Antonucci: It will be a busy spring at UTLA
Mike Antonucci | March 6, 2018
Mike Antonucci’s Union Report appears weekly at LA School Report.
United Teachers Los Angeles spent the early months of 2018 promoting and then celebrating the ratification of their healthcare agreement with the Los Angeles Unified School District. But if school board members think this bought them some time and good will when it comes to contract negotiations, they should think again.
UTLA has nothing if not grand plans for education policy in the city and beyond. It begins with the current teacher contract talks, which began on February 1 and recur every two weeks. So far bargaining has been limited to side issues, but the union is already setting the stage for drastic action.
The UTLA bargaining team was unhappy with the lack of district response to its proposal on charter school co-locations, informing members, “It’s clear that LAUSD’s policy is being run by the corrupt four-member school board majority, which is content to degrade programs at district schools to allow the invasion of charters through co-location.”
The union added, “Collective member action will be needed to force change at the bargaining table.”
This is already in the planning stage, as UTLA’s Spring 2018 Action Plan calls for “escalating actions and a major citywide action in May.” The union also expressed full-throated support for SEIU Local 99’s strike authorization vote, mentioning UTLA members’ right to “engage in sympathy and solidarity activities.” SEIU represents school cafeteria workers, custodians, bus drivers, and special education assistants.
While all that is going on, UTLA will be contacting members in an effort to get them to sign the new UTLA application form, which would require them to continue paying dues “irrespective of my membership in UTLA.” This is part of a nationwide effort by teacher unions to retain revenues in case of an adverse ruling in Janus v. AFSCME, which would eliminate mandatory agency fees paid by non-members.
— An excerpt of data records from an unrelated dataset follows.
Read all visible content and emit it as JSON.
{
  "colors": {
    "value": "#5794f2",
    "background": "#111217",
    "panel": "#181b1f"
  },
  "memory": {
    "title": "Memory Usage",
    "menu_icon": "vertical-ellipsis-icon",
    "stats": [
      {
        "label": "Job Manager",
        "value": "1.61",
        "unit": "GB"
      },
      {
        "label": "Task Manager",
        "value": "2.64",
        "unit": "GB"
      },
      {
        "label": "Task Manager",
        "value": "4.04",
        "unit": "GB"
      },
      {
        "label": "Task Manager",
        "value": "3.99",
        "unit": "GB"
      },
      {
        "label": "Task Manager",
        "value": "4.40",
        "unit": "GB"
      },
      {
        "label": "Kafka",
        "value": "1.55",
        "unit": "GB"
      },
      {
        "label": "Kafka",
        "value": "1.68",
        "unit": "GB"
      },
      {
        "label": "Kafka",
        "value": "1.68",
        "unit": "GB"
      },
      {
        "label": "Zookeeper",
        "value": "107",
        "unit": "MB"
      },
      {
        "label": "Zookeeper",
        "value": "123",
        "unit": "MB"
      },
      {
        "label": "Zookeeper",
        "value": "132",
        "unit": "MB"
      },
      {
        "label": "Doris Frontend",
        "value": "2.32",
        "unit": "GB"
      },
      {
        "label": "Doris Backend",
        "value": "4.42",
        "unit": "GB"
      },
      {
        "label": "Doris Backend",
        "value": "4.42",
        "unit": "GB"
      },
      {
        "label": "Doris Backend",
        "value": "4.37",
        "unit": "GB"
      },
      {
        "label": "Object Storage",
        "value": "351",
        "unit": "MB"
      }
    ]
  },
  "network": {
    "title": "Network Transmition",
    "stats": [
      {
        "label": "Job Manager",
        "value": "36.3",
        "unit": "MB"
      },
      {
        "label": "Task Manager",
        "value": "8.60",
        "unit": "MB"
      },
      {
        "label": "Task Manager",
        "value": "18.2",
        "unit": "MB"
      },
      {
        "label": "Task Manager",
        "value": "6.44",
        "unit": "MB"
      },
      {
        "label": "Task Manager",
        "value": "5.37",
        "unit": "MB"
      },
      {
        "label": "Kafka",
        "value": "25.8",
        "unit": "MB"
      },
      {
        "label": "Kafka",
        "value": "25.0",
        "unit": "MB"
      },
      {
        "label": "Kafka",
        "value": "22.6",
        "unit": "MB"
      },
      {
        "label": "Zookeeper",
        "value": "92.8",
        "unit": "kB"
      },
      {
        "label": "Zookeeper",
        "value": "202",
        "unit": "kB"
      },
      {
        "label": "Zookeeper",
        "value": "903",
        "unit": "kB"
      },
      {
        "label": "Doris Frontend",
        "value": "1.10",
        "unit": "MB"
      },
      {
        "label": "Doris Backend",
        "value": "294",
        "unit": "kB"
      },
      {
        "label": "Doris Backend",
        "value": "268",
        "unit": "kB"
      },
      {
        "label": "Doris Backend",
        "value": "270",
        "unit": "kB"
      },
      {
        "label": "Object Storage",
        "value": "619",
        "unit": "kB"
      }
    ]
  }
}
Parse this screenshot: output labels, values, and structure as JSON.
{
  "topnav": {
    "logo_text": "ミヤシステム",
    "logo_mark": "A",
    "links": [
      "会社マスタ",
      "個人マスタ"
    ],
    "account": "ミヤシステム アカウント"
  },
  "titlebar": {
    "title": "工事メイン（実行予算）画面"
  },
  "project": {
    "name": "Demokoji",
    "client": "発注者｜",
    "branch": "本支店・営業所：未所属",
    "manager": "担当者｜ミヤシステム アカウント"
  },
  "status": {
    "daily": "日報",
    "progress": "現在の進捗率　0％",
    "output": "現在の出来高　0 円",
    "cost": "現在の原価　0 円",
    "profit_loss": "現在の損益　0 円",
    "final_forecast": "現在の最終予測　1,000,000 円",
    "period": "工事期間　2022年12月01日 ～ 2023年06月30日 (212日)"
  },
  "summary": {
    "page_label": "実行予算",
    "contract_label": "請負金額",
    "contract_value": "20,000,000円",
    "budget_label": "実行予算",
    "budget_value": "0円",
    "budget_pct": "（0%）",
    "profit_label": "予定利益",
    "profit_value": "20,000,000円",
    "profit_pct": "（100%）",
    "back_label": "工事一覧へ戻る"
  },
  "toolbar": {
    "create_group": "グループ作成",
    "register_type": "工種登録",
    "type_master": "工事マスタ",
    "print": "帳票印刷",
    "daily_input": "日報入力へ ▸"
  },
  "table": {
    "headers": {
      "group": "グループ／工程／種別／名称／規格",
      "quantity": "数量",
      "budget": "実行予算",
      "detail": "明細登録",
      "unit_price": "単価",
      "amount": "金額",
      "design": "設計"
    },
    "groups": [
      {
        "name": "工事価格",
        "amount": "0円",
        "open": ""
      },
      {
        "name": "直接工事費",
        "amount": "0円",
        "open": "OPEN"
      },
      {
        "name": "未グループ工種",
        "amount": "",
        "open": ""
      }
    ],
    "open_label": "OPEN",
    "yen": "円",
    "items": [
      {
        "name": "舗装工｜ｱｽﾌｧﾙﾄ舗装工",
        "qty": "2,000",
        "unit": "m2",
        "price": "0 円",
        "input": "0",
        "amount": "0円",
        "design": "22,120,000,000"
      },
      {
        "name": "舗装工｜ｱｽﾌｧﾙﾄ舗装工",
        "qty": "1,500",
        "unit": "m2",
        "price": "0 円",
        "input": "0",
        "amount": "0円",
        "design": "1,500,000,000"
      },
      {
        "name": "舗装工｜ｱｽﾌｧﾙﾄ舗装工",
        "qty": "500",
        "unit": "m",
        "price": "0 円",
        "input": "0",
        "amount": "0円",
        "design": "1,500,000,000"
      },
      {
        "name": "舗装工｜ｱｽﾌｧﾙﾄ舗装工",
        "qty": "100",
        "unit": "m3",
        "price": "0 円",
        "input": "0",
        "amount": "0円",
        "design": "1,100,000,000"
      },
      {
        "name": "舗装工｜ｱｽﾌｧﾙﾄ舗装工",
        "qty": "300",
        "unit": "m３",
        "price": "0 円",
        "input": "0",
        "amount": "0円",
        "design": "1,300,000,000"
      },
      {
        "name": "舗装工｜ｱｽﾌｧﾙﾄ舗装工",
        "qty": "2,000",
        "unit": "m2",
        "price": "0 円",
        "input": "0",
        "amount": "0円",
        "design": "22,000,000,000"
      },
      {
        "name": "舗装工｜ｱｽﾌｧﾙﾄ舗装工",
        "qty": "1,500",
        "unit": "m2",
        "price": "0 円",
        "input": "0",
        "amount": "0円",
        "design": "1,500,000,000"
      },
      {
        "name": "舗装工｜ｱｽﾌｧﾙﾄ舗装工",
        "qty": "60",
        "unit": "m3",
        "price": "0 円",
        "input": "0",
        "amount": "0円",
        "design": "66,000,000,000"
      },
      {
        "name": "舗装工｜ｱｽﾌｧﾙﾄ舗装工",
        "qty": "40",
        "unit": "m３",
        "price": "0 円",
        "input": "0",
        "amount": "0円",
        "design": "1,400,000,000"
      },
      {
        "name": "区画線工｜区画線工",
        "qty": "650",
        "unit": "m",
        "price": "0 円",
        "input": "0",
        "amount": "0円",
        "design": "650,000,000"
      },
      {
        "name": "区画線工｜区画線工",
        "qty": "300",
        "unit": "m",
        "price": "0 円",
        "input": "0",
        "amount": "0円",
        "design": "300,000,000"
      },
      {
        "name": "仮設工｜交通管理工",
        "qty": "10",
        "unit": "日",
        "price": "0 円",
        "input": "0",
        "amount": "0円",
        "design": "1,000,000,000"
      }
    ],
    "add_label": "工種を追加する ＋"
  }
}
If that weren’t enough, the union will be a major source of signature gathering for a ballot initiative that would repeal Proposition 13 property tax protections on commercial and industrial real estate. California’s school unions hope to add $11 billion annually to the education budget through this measure.
And that doesn’t even include the governor’s and state schools superintendent’s races, where UTLA and its allies will be campaigning vigorously for Gavin Newsom and Tony Thurmond, respectively.
UTLA’s plans are a daunting challenge for union opponents, but we should not expect everything to go according to those plans. Back in 2016, UTLA had a master plan to win a majority on the LAUSD school board and coordinate contract bargaining with other large teacher unions in the state, with an eye to building their “capacity to create a state crisis, in early 2018.”
None of that happened, but I suspect UTLA president Alex Caputo-Pearl really has his heart set on a teacher strike, regardless of the terms offered by the district. In any event, I would not hold out hope for an early settlement. That doesn’t get your picture in the papers.